● **Task brief**
In your copy, each line below is repeated exactly and no image appears.

-- Given information follows --

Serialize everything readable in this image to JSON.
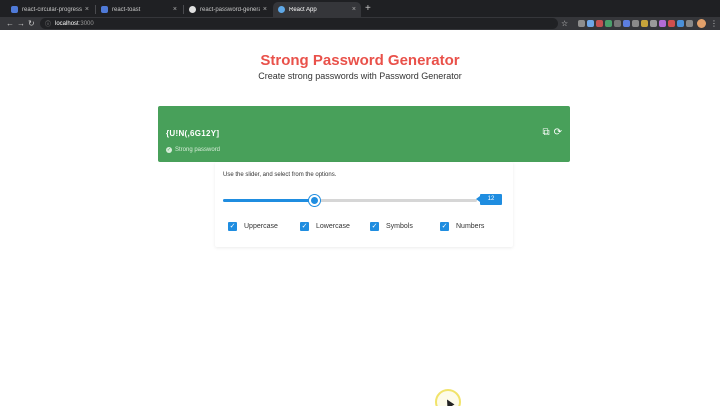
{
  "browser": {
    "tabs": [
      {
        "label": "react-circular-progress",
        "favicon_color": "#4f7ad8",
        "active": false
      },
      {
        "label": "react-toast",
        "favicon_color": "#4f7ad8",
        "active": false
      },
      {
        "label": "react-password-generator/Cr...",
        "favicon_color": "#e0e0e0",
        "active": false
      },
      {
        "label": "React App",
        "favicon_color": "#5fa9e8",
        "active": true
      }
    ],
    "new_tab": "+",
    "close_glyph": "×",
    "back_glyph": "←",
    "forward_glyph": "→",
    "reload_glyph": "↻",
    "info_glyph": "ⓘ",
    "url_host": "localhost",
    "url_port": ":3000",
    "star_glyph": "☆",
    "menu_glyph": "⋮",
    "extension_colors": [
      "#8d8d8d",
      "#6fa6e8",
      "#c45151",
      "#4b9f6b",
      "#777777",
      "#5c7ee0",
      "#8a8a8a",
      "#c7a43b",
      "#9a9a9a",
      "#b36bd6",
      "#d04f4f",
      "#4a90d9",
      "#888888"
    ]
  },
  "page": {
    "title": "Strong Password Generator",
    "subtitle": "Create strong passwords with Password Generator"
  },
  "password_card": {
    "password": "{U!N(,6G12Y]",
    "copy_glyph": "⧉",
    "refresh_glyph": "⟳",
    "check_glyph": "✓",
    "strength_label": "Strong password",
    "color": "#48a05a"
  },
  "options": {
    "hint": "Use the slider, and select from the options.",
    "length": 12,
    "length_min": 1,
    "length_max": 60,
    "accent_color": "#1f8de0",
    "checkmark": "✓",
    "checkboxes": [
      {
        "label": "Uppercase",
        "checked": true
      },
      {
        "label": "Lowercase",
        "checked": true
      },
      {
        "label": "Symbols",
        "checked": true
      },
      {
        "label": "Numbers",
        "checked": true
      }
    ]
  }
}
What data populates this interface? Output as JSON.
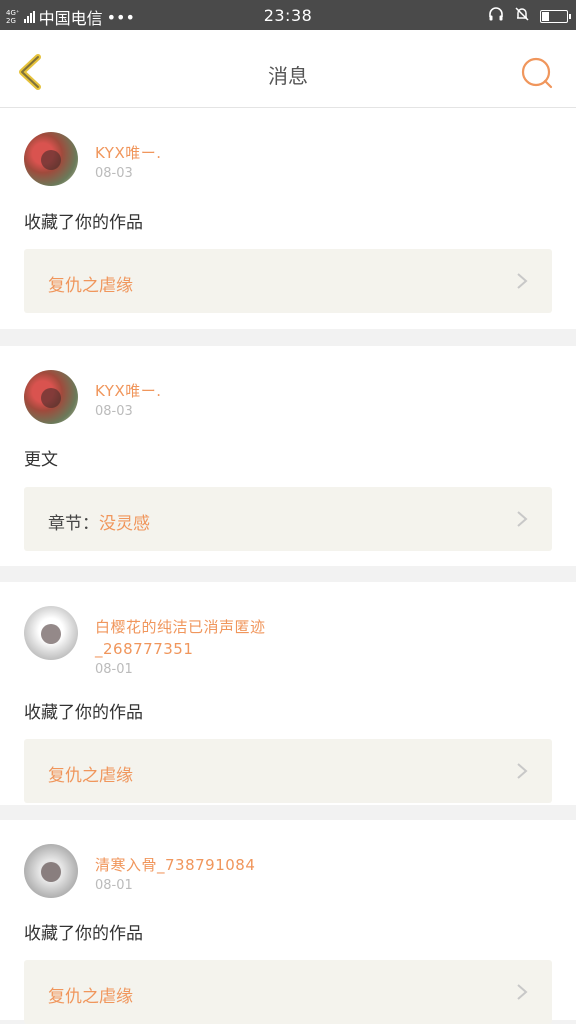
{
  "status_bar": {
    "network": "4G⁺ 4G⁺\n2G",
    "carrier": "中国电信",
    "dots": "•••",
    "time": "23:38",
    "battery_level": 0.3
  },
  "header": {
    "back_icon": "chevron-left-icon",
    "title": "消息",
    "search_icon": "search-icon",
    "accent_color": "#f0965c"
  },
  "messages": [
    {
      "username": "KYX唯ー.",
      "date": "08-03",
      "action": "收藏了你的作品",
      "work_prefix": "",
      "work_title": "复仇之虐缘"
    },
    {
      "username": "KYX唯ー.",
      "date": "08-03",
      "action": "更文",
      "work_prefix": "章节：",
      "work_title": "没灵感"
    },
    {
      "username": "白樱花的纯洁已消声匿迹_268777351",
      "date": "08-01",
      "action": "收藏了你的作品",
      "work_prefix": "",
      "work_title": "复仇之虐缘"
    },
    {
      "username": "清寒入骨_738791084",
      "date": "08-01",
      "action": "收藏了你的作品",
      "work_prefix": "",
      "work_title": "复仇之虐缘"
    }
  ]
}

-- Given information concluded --

● **Solution for this task**
Serialize everything readable in this image to JSON.
{
  "browser": {
    "tabs": [
      {
        "label": "react-circular-progress",
        "favicon_color": "#4f7ad8",
        "active": false
      },
      {
        "label": "react-toast",
        "favicon_color": "#4f7ad8",
        "active": false
      },
      {
        "label": "react-password-generator/Cr...",
        "favicon_color": "#e0e0e0",
        "active": false
      },
      {
        "label": "React App",
        "favicon_color": "#5fa9e8",
        "active": true
      }
    ],
    "new_tab": "+",
    "close_glyph": "×",
    "back_glyph": "←",
    "forward_glyph": "→",
    "reload_glyph": "↻",
    "info_glyph": "ⓘ",
    "url_host": "localhost",
    "url_port": ":3000",
    "star_glyph": "☆",
    "menu_glyph": "⋮",
    "extension_colors": [
      "#8d8d8d",
      "#6fa6e8",
      "#c45151",
      "#4b9f6b",
      "#777777",
      "#5c7ee0",
      "#8a8a8a",
      "#c7a43b",
      "#9a9a9a",
      "#b36bd6",
      "#d04f4f",
      "#4a90d9",
      "#888888"
    ]
  },
  "page": {
    "title": "Strong Password Generator",
    "subtitle": "Create strong passwords with Password Generator"
  },
  "password_card": {
    "password": "{U!N(,6G12Y]",
    "copy_glyph": "⧉",
    "refresh_glyph": "⟳",
    "check_glyph": "✓",
    "strength_label": "Strong password",
    "color": "#48a05a"
  },
  "options": {
    "hint": "Use the slider, and select from the options.",
    "length": 12,
    "length_min": 1,
    "length_max": 60,
    "accent_color": "#1f8de0",
    "checkmark": "✓",
    "checkboxes": [
      {
        "label": "Uppercase",
        "checked": true
      },
      {
        "label": "Lowercase",
        "checked": true
      },
      {
        "label": "Symbols",
        "checked": true
      },
      {
        "label": "Numbers",
        "checked": true
      }
    ]
  }
}
What data populates this interface? Output as JSON.
{
  "status_bar": {
    "network": "4G⁺ 4G⁺\n2G",
    "carrier": "中国电信",
    "dots": "•••",
    "time": "23:38",
    "battery_level": 0.3
  },
  "header": {
    "back_icon": "chevron-left-icon",
    "title": "消息",
    "search_icon": "search-icon",
    "accent_color": "#f0965c"
  },
  "messages": [
    {
      "username": "KYX唯ー.",
      "date": "08-03",
      "action": "收藏了你的作品",
      "work_prefix": "",
      "work_title": "复仇之虐缘"
    },
    {
      "username": "KYX唯ー.",
      "date": "08-03",
      "action": "更文",
      "work_prefix": "章节：",
      "work_title": "没灵感"
    },
    {
      "username": "白樱花的纯洁已消声匿迹_268777351",
      "date": "08-01",
      "action": "收藏了你的作品",
      "work_prefix": "",
      "work_title": "复仇之虐缘"
    },
    {
      "username": "清寒入骨_738791084",
      "date": "08-01",
      "action": "收藏了你的作品",
      "work_prefix": "",
      "work_title": "复仇之虐缘"
    }
  ]
}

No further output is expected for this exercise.